This stone building, called the Mother-of-Water Fountain, is an old cistern where Lisbon locals used to fetch the water that flowed to the city along the monumental Águas Livres Aqueduct. Now, inside the cool walls, a wine bar has been constructed. Journalist and wine critic João Paulo Martins has selected the 300 labels stocked in the wine cellar (some stored in bottles along the stone chutes that used to rush with water). Small plate selections like carpaccio, seafood, cheeses, and different kinds of cold cuts can be ordered to accompany your wine. During happy hour, between 6 and 8:30 p.m., several wines are available by the glass or in curated flights.
Largo São Domingos 8, 1100-201 Lisboa, Portugal
A Ginjinha was the first establishment in Lisbon to commercialize the drink called Ginjinha. Ginjinha is a liqueur made with ginja berries, aguardiente (Portuguese brandy), sugar, water, and cinnamon. Francisco Espinheira, a Galician friar of the Church of Santo Antonio, put together all these ingredients, and the result was this sweet and very good liqueur. In Óbidos, the drink is served in chocolate cups, about the size of shot glasses. (They make a very nice gift.) You can eat the cup after drinking the liqueur, or just pour more into the cup. Before having a drink, visit São Domingos Church. It’s worthwhile.
Praça das Flores 62, 1200-192 Lisboa, Portugal

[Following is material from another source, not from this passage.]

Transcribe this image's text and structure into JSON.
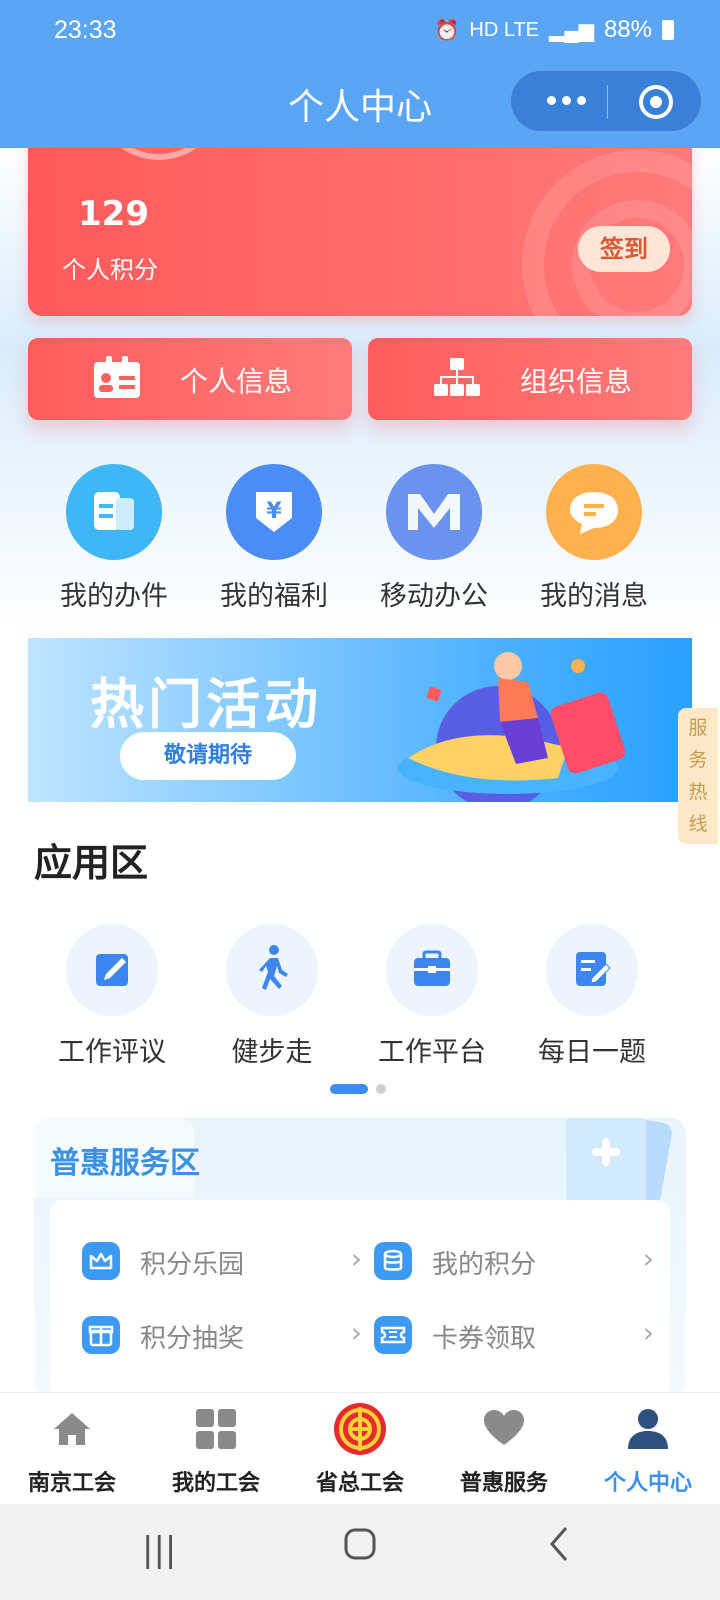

American sommelier Brian Patterson, his wife, Jenn, and their massive Leonberger-Retriever mix, Bear (the Beartender!) are the consummate hosts at Lisbon’s newest, most interesting, and surely smallest wine bar. Located on pretty Praça das Flores in Principe Real, Patterson curates his all-natural wine list with a laser focus on small producers from around Portugal. He sources his finds on reconnaissance drinking missions around the country, including some of Portugal’s more underdog wine regions. His updated-daily chalkboard menu includes a half dozen or so offerings by the glass (€3.50-7) along with two batch cocktails, as well as intriguing bar snacks to accompany (his hummus is destination-worthy in and of itself). The bar doubles as a bottle shop; rightfully so, there is only room at the bar for about 11 provided everyone is sucking in their wine guts. File under: Wine Revelation.